Yesterday, Joey woke up with a very clear mission.
In Denver every year there is a march on Martin Luther King Day. Every year of his childhood, and every year that he has been in Denver, Joey has been at that march.
Yesterday he wanted to honor the day with the girls. He searched for some way to serve, or to listen, or to celebrate. It came down to a few possibilities, and when the moment came to decide, the girls were not at their best.
There was an event right here in town at a local synagogue. At noon, people would be reading from Dr. Martin Luther King Jr.’s speeches, and there would be an interfaith celebration of the day. But Sadie wouldn’t have it. She wanted to stay in her nightgown, or to do something fun. We told Sadie about the march in Denver that was so important to Daddy, and she said, “I’d do that! That’s more fun than going to a synagogue!” Joey put his head in his hands, and we sat there feeling like bad parents. At least I did. I think Joey just felt bad. And we talked about service, and how important it is–how many people in our own community need help. “There’s no one homeless here!” Sadie shouted. I could see the complicated things running around in her almost-eight-year-old brain. “There are,” I told her. “You just don’t see them.”
The truth is that we live in a pretty affluent community, and skin doesn’t come in too many shades around here. Since I’ve been working at Town Hall and trying to make sure that we’re looking out for everyone, I’ve noticed that it’s easier to think that there’s no one who’s hungry or homeless in a little town like ours–it’s just not as obvious as it might be in a city. Sometimes the services suffer even though people really need them, maybe partially because the issues aren’t in everyone’s face all the time. The issues are not where my children can usually see them.
Noon came and went. And things shifted a little, and we all sat upstairs on the bed and watched the “I have a dream” speech on YouTube. And then Joey’s sister called– she was on her way to the march in Denver with her two kids, and I think Joey expressed some of his sadness and frustration over the morning.

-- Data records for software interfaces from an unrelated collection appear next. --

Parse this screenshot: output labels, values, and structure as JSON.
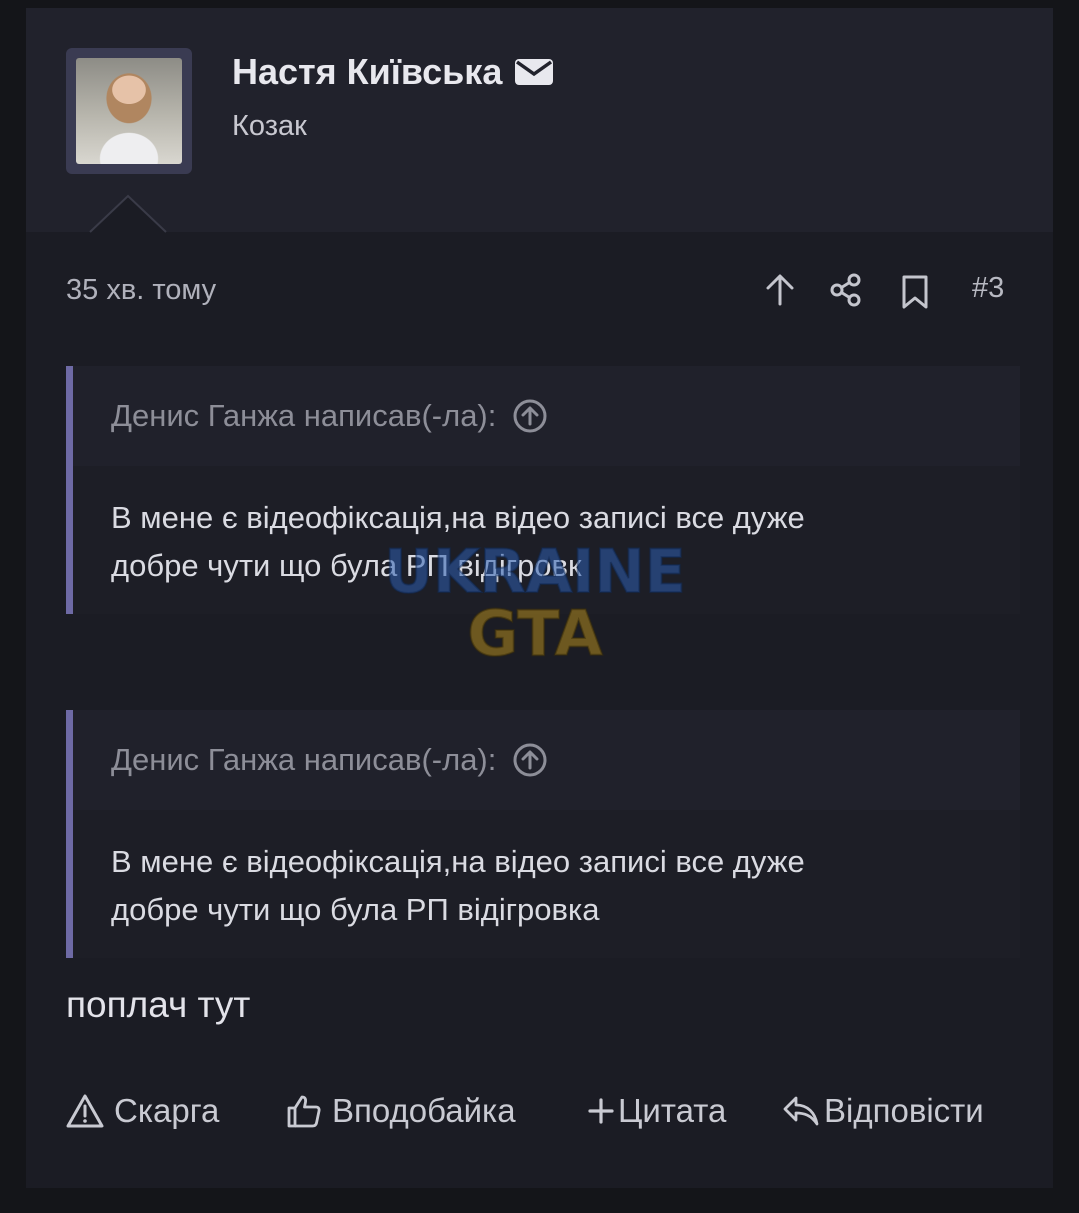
{
  "post": {
    "author": {
      "name": "Настя Київська",
      "title": "Козак"
    },
    "meta": {
      "time": "35 хв. тому",
      "number": "#3"
    },
    "quotes": [
      {
        "header": "Денис Ганжа написав(-ла):",
        "line1": "В мене є відеофіксація,на відео записі все дуже",
        "line2": "добре чути що була РП відігровк"
      },
      {
        "header": "Денис Ганжа написав(-ла):",
        "line1": "В мене є відеофіксація,на відео записі все дуже",
        "line2": "добре чути що була РП відігровка"
      }
    ],
    "message": "поплач тут",
    "actions": {
      "report": "Скарга",
      "like": "Вподобайка",
      "quote": "Цитата",
      "reply": "Відповісти"
    }
  },
  "watermark": {
    "line1": "UKRAINE",
    "line2": "GTA"
  },
  "colors": {
    "background": "#141519",
    "panel": "#1b1c24",
    "header": "#21222c",
    "quote_border": "#6e6aa5",
    "text": "#d9d9df"
  }
}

He came downstairs and his face was clear and open, and he said that his sister had brought up a good point.
Sometimes we support, we serve, we face adversity through creating art. The girls filled the table with art supplies, and for the next few hours, they made art.
I’m not saying we found a solution. But we moved forward, from stubbornness and crying to making art with Dr. King’s words in our heads. It’s something. But it continues to be a moment we work on–how do we teach gratefulness? And service? And peace?